But, in practice, Smith and Gilbertson say the newly created carbon market is lining the pockets of the biggest polluters, and the companies selling carbon credits to consumers are middlemen who profit off carbon emissions. The projects developed to offset emissions and create carbon credits - such as tree plantations or technology upgrades - often hurt poor communities in the global south, they said.
Their solution is for people to invest their money in trustworthy local groups that improve the environment or work against fossil fuel development.
In Astoria, they said, fighting liquefied natural gas projects proposed for the Columbia River would be better than buying carbon credits from outside companies to offset emissions.
Brownsmead resident Cheryl Johnson drew a parallel between the mitigation LNG companies can do to correct for environmental damage to the Columbia River and the carbon offsets polluters can buy to make up for their emissions.
"You can do just about anything as long as on paper you can show it will be OK somewhere else," she said.
Astoria resident Tom Bender said he thinks carbon permits have created a fictitious commodity that can now be bought and sold.
"They're not real," he said. "They're like Ben Bernanke dollars."
He joked that he attended the talk because "I exhale carbon dioxide, and I'd like to be paid for it."
Astoria resident Robert Stang said he bought into the carbon trading system, but after hearing the talk he's not sure he should have.
"I've been buying carbon offsets because I travel and use gasoline, but it sounds like I've been pissing my money away," he said.
Christopher Paddon of Astoria called carbon trading "one of the greatest corporate greenwash scams."
He and Caren Black have put a lot of effort into reducing their ecological footprint through conservation, and they've added solar panels and a wind turbine to their home to reduce their reliance on fossil fuels.
Buying a carbon offset is the easy way out, they said. The right answer is to change local behaviors and use local resources.
"How can we continue our way of life? We can't," said Black. "So let go."
Carbon trading is quickly becoming a popular response worldwide to the problem of climate change. But part of the reason it's become so popular is because it's benefiting large companies, said Smith.
"It's giving a lifeline to the most polluting industries and allowing them to continue with business as usual," he said.
The trading mechanism first gained credibility under a U.S. Clean Air Act program designed reduce sulfur emissions. It's been hailed as successful because more than 20 years it will have reduced sulfur emissions in the U.S. by 35 percent. However, under a different regulatory effort in Germany, sulfur emissions dropped 87 percent in 20 years without a trading mechanism.
"There's no real justification or track record of these things being successful in reducing emissions," said Smith, who said carbon trading could end up being more of an effort "to mask the fact that reductions might not be taking place."
The biggest firms have enough clout to turn a profit by manipulating the trading mechanism, he said, often lobbying for more pollution permits than they deserve. That way they can sell what they don't need.

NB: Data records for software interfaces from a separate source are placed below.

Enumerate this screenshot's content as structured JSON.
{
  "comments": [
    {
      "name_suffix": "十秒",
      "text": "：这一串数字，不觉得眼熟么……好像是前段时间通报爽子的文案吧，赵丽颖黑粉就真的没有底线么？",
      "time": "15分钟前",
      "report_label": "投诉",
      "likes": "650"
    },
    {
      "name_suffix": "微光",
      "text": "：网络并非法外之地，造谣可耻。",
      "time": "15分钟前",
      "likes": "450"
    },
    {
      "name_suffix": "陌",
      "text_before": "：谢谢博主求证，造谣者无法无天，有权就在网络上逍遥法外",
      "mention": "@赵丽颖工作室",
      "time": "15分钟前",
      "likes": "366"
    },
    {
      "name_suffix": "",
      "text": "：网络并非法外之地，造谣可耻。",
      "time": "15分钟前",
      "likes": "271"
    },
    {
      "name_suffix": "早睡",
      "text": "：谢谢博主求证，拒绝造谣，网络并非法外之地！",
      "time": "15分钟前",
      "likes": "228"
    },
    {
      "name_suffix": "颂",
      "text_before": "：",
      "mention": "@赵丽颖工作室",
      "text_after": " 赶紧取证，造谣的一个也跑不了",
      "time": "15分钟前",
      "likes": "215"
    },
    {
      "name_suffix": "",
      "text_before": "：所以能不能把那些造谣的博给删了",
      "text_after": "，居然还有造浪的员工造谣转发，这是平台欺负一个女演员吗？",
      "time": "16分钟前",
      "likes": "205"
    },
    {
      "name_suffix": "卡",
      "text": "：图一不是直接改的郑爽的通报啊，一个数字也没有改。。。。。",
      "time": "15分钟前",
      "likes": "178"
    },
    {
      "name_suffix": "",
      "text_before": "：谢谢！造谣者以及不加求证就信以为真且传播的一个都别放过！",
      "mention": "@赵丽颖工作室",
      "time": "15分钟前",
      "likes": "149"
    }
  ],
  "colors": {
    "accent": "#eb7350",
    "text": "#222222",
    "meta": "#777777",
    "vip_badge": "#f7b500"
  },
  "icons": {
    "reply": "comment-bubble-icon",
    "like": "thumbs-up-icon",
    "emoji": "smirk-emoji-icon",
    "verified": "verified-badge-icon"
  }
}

"Not only are they not having to reduce emissions, they're making a lot of money," he said.
Some carbon offset projects have kicked people off their land, forced them to change their traditions and pushed "dinosaur technology" on poor communities who don't benefit from the projects at all.
Ultimately the real solution to climate change is removing subsidies to fossil fuel industries and transitioning to a "low-carbon way of life," said Gilbertson. "There are no political shortcuts to this."
© 2008 The Daily Astorian